_PROBLEM REQUIREMENTS_
From the listing below, pull each line that includes "text".
-- MATERIAL TO PROCESS follows --
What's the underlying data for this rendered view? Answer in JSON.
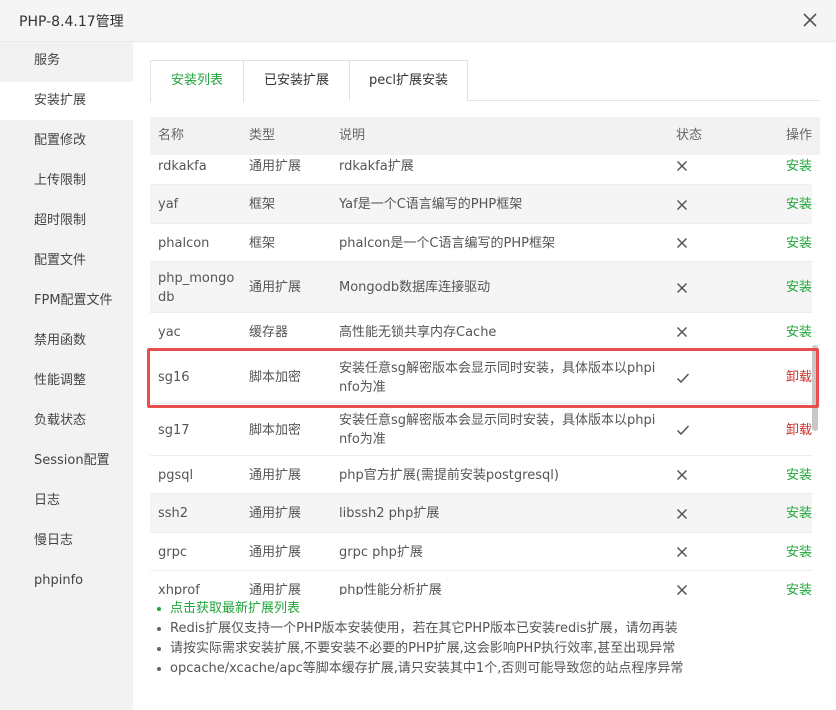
{
  "window": {
    "title": "PHP-8.4.17管理"
  },
  "sidebar": {
    "items": [
      {
        "label": "服务"
      },
      {
        "label": "安装扩展"
      },
      {
        "label": "配置修改"
      },
      {
        "label": "上传限制"
      },
      {
        "label": "超时限制"
      },
      {
        "label": "配置文件"
      },
      {
        "label": "FPM配置文件"
      },
      {
        "label": "禁用函数"
      },
      {
        "label": "性能调整"
      },
      {
        "label": "负载状态"
      },
      {
        "label": "Session配置"
      },
      {
        "label": "日志"
      },
      {
        "label": "慢日志"
      },
      {
        "label": "phpinfo"
      }
    ],
    "active_index": 1
  },
  "tabs": {
    "items": [
      {
        "label": "安装列表"
      },
      {
        "label": "已安装扩展"
      },
      {
        "label": "pecl扩展安装"
      }
    ],
    "active_index": 0
  },
  "table": {
    "headers": {
      "name": "名称",
      "type": "类型",
      "desc": "说明",
      "status": "状态",
      "op": "操作"
    },
    "rows": [
      {
        "name": "rdkakfa",
        "type": "通用扩展",
        "desc": "rdkakfa扩展",
        "status": "✕",
        "op": "安装",
        "installed": false
      },
      {
        "name": "yaf",
        "type": "框架",
        "desc": "Yaf是一个C语言编写的PHP框架",
        "status": "✕",
        "op": "安装",
        "installed": false
      },
      {
        "name": "phalcon",
        "type": "框架",
        "desc": "phalcon是一个C语言编写的PHP框架",
        "status": "✕",
        "op": "安装",
        "installed": false
      },
      {
        "name": "php_mongodb",
        "type": "通用扩展",
        "desc": "Mongodb数据库连接驱动",
        "status": "✕",
        "op": "安装",
        "installed": false
      },
      {
        "name": "yac",
        "type": "缓存器",
        "desc": "高性能无锁共享内存Cache",
        "status": "✕",
        "op": "安装",
        "installed": false
      },
      {
        "name": "sg16",
        "type": "脚本加密",
        "desc": "安装任意sg解密版本会显示同时安装，具体版本以phpinfo为准",
        "status": "✓",
        "op": "卸载",
        "installed": true
      },
      {
        "name": "sg17",
        "type": "脚本加密",
        "desc": "安装任意sg解密版本会显示同时安装，具体版本以phpinfo为准",
        "status": "✓",
        "op": "卸载",
        "installed": true
      },
      {
        "name": "pgsql",
        "type": "通用扩展",
        "desc": "php官方扩展(需提前安装postgresql)",
        "status": "✕",
        "op": "安装",
        "installed": false
      },
      {
        "name": "ssh2",
        "type": "通用扩展",
        "desc": "libssh2 php扩展",
        "status": "✕",
        "op": "安装",
        "installed": false
      },
      {
        "name": "grpc",
        "type": "通用扩展",
        "desc": "grpc php扩展",
        "status": "✕",
        "op": "安装",
        "installed": false
      },
      {
        "name": "xhprof",
        "type": "通用扩展",
        "desc": "php性能分析扩展",
        "status": "✕",
        "op": "安装",
        "installed": false
      }
    ]
  },
  "notes": [
    {
      "text": "点击获取最新扩展列表",
      "link": true
    },
    {
      "text": "Redis扩展仅支持一个PHP版本安装使用，若在其它PHP版本已安装redis扩展，请勿再装",
      "link": false
    },
    {
      "text": "请按实际需求安装扩展,不要安装不必要的PHP扩展,这会影响PHP执行效率,甚至出现异常",
      "link": false
    },
    {
      "text": "opcache/xcache/apc等脚本缓存扩展,请只安装其中1个,否则可能导致您的站点程序异常",
      "link": false
    }
  ],
  "colors": {
    "accent": "#20a53a",
    "uninstall": "#c9302c",
    "highlight": "#e94e4e"
  }
}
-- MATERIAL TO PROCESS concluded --
_ANSWER AREA_
      "text": "点击获取最新扩展列表",
      "text": "Redis扩展仅支持一个PHP版本安装使用，若在其它PHP版本已安装redis扩展，请勿再装",
      "text": "请按实际需求安装扩展,不要安装不必要的PHP扩展,这会影响PHP执行效率,甚至出现异常",
      "text": "opcache/xcache/apc等脚本缓存扩展,请只安装其中1个,否则可能导致您的站点程序异常",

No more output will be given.